═══ Records for processing ═══

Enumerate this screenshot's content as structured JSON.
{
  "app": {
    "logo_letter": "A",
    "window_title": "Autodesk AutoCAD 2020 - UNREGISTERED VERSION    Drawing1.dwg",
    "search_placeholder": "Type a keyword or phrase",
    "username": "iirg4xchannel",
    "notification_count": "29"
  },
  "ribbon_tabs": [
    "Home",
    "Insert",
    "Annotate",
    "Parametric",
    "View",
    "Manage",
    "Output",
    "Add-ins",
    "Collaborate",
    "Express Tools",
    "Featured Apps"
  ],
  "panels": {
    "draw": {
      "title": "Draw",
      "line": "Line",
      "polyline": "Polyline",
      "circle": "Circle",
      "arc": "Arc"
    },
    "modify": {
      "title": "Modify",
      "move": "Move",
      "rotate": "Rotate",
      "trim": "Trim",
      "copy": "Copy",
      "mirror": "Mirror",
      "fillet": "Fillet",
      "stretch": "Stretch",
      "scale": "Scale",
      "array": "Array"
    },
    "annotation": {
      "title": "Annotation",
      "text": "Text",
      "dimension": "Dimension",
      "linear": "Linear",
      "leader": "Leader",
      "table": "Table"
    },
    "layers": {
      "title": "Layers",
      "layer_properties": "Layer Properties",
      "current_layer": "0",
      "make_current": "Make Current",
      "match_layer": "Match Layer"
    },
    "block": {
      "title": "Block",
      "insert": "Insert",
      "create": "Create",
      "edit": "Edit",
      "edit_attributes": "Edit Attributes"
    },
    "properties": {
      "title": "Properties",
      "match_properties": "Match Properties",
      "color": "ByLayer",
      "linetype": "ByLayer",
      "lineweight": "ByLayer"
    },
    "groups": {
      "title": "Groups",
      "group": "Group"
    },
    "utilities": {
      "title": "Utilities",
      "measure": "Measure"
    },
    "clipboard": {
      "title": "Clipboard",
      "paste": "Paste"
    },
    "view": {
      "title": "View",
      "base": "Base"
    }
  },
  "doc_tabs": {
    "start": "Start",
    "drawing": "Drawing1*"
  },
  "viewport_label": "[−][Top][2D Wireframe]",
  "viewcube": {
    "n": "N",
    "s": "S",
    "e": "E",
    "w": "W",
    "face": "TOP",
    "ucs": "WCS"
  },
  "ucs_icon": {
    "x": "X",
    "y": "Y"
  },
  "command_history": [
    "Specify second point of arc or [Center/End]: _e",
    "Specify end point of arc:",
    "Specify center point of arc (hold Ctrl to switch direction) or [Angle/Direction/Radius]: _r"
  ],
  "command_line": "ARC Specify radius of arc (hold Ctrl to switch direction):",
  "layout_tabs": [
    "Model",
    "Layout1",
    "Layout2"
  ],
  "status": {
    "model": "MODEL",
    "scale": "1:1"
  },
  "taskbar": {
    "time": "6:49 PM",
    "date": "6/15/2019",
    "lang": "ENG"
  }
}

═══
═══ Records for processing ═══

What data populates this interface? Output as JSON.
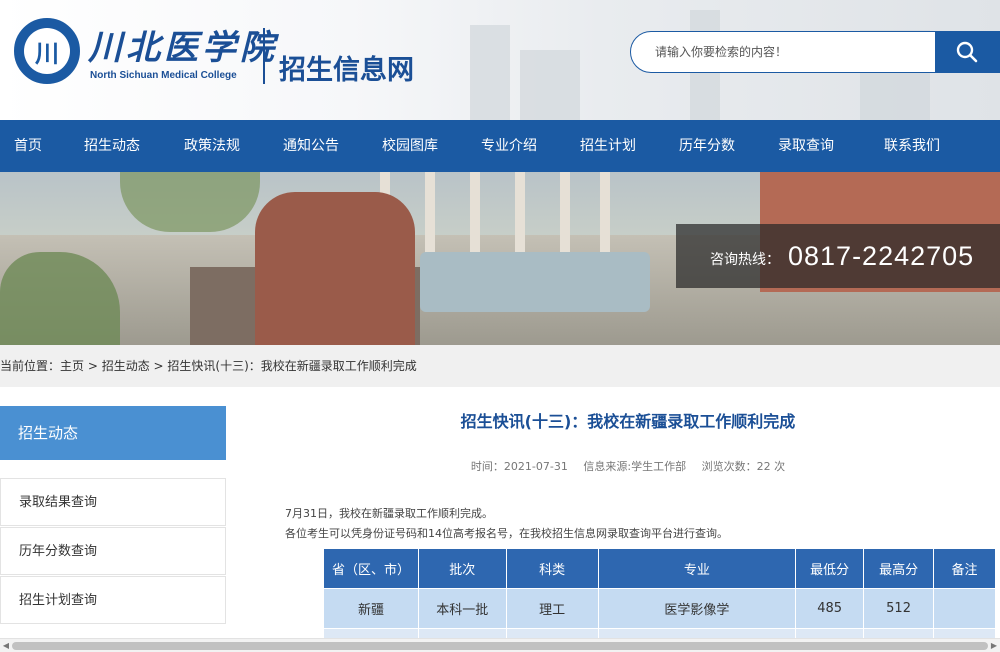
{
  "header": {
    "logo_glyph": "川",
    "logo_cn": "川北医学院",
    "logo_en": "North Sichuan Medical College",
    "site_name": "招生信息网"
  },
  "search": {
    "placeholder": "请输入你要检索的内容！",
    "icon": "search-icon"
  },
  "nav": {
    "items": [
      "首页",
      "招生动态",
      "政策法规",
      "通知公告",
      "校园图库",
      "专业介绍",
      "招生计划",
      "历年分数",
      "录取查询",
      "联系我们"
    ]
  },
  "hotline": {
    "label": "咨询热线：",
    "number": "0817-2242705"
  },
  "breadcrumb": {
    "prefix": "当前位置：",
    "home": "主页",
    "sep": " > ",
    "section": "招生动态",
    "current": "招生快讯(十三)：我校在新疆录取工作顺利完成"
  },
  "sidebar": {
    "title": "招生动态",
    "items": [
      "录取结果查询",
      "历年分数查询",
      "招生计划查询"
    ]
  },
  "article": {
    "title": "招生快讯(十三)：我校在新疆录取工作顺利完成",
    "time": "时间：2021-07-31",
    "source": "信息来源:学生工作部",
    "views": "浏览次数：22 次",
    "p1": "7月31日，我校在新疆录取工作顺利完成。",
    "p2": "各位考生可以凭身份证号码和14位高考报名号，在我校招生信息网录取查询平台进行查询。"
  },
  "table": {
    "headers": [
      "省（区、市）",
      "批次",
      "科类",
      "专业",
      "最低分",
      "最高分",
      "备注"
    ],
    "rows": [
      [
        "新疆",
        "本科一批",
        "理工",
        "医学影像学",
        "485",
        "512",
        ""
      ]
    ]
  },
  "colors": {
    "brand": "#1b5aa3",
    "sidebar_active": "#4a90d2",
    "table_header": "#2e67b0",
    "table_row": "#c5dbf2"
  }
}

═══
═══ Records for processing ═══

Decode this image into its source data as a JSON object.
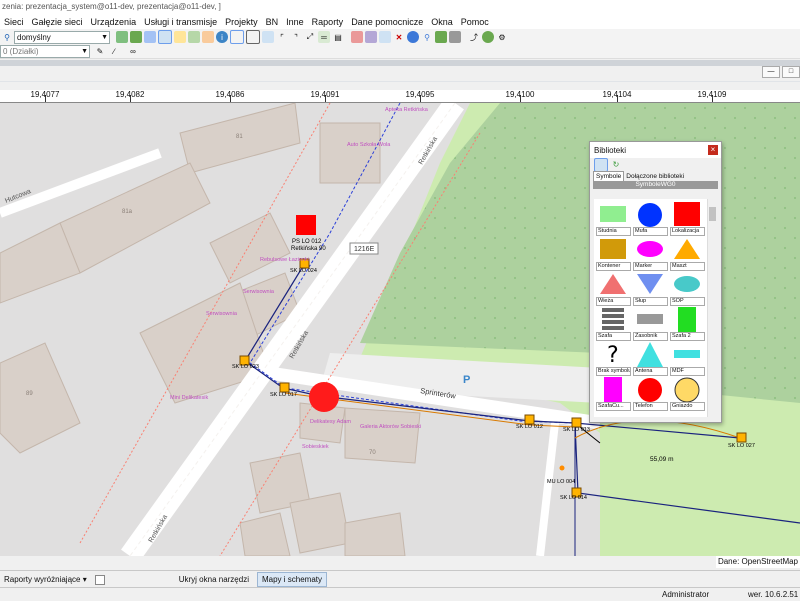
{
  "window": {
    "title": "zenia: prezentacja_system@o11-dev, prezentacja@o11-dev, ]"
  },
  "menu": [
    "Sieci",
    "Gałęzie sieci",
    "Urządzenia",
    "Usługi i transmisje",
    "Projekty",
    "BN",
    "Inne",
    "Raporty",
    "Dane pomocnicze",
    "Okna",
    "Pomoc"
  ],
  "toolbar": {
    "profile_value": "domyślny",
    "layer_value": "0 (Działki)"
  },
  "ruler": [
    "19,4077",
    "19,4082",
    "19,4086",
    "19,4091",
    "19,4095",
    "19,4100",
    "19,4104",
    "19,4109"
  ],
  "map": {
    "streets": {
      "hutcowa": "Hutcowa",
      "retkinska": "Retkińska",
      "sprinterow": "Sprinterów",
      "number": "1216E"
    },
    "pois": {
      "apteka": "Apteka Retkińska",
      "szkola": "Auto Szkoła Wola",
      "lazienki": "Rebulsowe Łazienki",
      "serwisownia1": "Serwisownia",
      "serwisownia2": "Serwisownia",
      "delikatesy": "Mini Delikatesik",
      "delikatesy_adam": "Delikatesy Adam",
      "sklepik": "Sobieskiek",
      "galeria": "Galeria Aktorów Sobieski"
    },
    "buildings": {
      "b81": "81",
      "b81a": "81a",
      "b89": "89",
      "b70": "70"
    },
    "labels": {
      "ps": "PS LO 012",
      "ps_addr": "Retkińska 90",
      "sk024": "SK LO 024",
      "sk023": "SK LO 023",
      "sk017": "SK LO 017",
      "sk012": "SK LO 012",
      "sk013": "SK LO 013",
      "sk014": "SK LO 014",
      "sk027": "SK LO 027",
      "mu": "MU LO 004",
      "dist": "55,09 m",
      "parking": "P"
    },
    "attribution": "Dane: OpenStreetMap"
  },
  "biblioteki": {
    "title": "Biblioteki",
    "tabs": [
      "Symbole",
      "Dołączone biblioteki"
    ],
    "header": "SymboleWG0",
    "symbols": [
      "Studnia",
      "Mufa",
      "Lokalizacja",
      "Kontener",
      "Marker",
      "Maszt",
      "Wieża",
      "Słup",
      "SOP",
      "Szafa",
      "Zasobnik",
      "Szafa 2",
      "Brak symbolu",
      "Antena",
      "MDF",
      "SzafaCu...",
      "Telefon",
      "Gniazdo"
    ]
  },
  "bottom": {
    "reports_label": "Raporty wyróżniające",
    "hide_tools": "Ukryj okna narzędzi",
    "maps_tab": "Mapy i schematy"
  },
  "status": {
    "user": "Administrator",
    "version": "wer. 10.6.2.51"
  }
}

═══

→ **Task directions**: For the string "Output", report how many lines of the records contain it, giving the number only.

→ **Expected answer**: 2